He was member of an old Graz family, who added several military officers to the Army and Fleet of the Monarchy. He was the commander of the 12th Infantry Regiment since 1914. In 1917, he was promoted to colonel and charged with lead of the 66th Infantry brigade. His name can be read several times in the description of the battles of the 12th Infantry Regiment. For example, on August 27, 1914, the day of the regiment’s baptism of fire, in the Lublin area, when the high ground of 262 was occupied. The photo attached to the post and the description of the aforementioned action can be found on page 341 of the volume “Unteilbar und Untrennbar” published in Vienna in 1919.
In the attached picture, he is a colonel and a brigade commander. On his officer’s hat, we see two badges on the left. The first, rectangular, is the IV Corps’ badge. Behind this there is the triangular badge of the 33rd Division. One of the two brigades in this division was the 66th Brigade, led by Magerl. The 12th Infantry Regiment was assigned to this brigade. I’ve been able to get another information on Karl Magerl von Kouffheim. On November 16, 1918, after the colonel returned from the front line he became commander of the insurgent unit formed in Zólyom. The unit attacked the Czech troops who had since enlisted in Zsolna and Ruttka and retook the cities from them.

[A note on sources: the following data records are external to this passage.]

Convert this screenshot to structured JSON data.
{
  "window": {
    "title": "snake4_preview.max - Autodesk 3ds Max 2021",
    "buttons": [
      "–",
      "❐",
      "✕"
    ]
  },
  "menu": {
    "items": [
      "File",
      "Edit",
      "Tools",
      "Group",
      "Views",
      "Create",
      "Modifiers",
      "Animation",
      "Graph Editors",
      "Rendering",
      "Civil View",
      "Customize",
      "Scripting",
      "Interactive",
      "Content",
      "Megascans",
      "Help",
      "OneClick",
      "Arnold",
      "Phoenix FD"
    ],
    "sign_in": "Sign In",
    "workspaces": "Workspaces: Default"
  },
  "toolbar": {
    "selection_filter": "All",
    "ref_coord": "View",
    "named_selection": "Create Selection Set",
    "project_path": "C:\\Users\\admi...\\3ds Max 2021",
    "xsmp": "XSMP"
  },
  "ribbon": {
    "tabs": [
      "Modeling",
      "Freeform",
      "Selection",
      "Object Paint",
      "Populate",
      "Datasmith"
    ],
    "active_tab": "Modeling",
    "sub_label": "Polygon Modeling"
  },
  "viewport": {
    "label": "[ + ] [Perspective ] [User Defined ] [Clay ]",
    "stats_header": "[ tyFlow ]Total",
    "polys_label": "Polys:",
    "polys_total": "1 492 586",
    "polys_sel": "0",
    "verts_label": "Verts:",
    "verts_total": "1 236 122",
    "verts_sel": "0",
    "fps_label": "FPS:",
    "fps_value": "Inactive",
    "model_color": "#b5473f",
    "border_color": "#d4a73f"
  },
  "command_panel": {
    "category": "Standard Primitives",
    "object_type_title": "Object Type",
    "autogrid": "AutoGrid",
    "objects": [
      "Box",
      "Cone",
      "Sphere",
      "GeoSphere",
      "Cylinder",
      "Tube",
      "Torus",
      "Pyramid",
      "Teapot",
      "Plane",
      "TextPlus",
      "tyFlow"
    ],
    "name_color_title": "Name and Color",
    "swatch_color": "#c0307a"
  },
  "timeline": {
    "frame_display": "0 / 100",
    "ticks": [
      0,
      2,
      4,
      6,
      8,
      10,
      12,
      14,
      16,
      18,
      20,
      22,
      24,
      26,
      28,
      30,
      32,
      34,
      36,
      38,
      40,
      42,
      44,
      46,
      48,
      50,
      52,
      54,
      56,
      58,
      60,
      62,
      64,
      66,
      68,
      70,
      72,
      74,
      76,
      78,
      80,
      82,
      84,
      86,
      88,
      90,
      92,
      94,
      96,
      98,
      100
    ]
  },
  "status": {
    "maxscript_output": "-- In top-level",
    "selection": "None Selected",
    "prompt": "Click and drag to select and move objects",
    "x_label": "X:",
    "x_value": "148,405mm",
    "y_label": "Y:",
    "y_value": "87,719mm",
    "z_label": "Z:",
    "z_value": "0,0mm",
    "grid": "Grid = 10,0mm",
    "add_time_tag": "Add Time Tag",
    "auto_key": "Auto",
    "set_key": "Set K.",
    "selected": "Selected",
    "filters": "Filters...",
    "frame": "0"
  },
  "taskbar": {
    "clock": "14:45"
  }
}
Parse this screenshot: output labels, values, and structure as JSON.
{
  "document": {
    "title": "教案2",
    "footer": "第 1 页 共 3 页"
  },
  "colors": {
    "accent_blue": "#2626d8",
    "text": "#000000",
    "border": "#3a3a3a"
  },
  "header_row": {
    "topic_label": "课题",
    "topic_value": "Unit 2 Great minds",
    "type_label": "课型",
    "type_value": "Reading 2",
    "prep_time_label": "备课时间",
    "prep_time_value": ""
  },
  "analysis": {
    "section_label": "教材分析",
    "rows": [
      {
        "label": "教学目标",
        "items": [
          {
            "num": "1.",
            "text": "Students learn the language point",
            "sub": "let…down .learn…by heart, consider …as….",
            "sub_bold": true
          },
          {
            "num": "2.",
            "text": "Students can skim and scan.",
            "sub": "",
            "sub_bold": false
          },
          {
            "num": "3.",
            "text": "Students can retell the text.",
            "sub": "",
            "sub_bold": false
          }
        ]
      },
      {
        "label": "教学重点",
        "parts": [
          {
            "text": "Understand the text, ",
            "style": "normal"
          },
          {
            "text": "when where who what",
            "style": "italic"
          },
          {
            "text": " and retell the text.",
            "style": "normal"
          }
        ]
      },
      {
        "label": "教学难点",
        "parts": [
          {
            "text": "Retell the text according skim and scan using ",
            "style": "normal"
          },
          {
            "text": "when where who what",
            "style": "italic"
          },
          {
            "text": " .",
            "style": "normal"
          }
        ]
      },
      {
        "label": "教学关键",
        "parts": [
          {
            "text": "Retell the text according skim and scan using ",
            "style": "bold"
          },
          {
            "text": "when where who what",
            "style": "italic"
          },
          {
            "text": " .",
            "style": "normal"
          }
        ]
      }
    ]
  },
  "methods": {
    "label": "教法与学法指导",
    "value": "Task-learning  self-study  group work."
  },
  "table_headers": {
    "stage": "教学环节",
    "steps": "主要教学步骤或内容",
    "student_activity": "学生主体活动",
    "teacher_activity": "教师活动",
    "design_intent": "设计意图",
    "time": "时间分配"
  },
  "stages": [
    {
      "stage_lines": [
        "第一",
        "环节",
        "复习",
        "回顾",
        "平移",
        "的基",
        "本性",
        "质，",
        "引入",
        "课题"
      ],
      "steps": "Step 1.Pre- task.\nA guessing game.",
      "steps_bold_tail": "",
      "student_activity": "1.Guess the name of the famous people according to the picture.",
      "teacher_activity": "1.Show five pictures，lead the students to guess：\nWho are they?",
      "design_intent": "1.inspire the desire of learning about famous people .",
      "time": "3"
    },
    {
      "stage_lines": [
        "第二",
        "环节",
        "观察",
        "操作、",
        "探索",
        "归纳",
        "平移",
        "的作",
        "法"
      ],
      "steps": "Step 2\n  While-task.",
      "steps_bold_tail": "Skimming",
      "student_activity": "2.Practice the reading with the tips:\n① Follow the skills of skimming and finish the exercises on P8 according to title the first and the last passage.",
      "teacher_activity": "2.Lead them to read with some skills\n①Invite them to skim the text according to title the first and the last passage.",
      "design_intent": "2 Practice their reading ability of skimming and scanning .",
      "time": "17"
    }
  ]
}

Concerning the two badges it is worth noting that they correspond to the tactical signals used on military maps. The corps were marked on a square basis with Roman numerals. The divisions were marked with Arabic numerals written in triangular shape colored with black-and-yellow bands on the badge. Some of the brigades also had badges. The division badges were cut in half in the middle and the brigade badge showed the upper part of it. They were just wearing black bars on top. The brigade’s military number was also written in Arabic. Brigade 66 didn’t have its own hat badge. The colonel must have worn the division’s badge instead.